  • creative benefits – for example, developing skills in imagination, art and modelling, music and media, through using software and apps like My Story or Bubl Draw, or being inspired to make something by a TV show.

 Teenagers can develop their:

  • reading, writing and critical thinking skills through using blogs and chat rooms 
  • social skills through connecting with others on social networking sites
  • political and social awareness by watching news, current affairs and documentaries, or reading about issues online
  • values through observing good role models in the media.
Children can be media creators, not just consumers. Making their own movies, taking photographs, and creating online content can help them develop critical thinking, social, technical and artistic skills.

Helping your child get media benefits

You can help your child get media benefits by being involved with your child and her use of media – for example, you can visit quality websites together, encourage your child to use educational software, and view TV shows that offer extra learning opportunities.

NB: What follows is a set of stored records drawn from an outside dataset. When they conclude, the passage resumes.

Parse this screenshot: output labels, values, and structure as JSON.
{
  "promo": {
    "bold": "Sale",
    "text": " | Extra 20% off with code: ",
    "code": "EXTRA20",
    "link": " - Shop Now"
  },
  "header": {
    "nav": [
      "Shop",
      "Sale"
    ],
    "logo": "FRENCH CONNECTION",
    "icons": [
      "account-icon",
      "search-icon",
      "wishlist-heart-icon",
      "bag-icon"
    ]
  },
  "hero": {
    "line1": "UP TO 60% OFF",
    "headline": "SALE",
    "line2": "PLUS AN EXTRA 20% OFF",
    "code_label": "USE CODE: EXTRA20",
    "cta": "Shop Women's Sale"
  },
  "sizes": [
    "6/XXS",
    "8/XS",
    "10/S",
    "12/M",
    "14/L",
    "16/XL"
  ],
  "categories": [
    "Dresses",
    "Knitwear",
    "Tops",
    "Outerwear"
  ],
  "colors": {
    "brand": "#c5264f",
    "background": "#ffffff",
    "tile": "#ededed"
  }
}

When you’re watching TV and movies together, try discussing how the plot works, how your child feels about what’s happening and what would happen in real life if you behaved badly or illegally.

You can also talk about how the people are actors, and how special effects make things seem to happen.

Deciding what's ‘good’

Deciding whether a TV program, movie, computer game or website is good quality can be tricky.

You can be guided by the age classification, and you can use your own judgment of whether it’s high quality, challenging and well made. Other parents and your child’s teachers can also be a useful source of information about quality media that’s good for kids.

Content with a good story that doesn’t depend on violence for its entertainment value is always worth looking for.

You can also look for TV programs and movies that give your child the chance to find out about places, animals, people, ideas, issues and cultures he couldn’t see or connect with otherwise. These can inspire him to try new activities and think about new ideas. This can be done through playing, creating something or finding out more about a topic. 

Movies or TV programs with good role models can also positively influence your child. Good role models are people or characters who are doing things or behaving in ways that you wouldn’t mind your child copying, or that you would like your child to copy.

Some movies and TV programs can expose your child to diversity, especially ethnic diversity, which is a good thing.

Software, apps and websites that get children drawing pictures or making up stories or rhymes can foster creativity. For preschoolers especially, this can also be a way for them to express ideas and feelings.

Computer games that give young children simple choices – choosing a character or finding a background for a picture – can also help your child make creative decisions. The more interactive computer games and websites are, the better they’ll be in helping your child learn more effectively. 

Avatars and games can give older children and teenagers the opportunity to develop their identity by letting them them ‘try on’ different physical and psychological characteristics.

Video Using technology

In this short video, teenagers and their parents talk together about the different ways members of the family use media and technology such as the internet, computers and television. They also discuss the family rules that apply to technology use and screen time.
Screen time is the time you spend on screen-based activities each day – TV, movies, DVDs, the internet, video games and phones. The latest guidelines separate school-related screen time and recreational screen time. They recommend limiting recreational screen time to no more than two hours per day for children over five years and young people. For your child’s development, it’s best to balance your child’s media use with creative play, sport and music.
  • Last updated or reviewed 16-06-2015
  • Acknowledgements Content in this article was developed in collaboration with Lee Burton, independent consultant.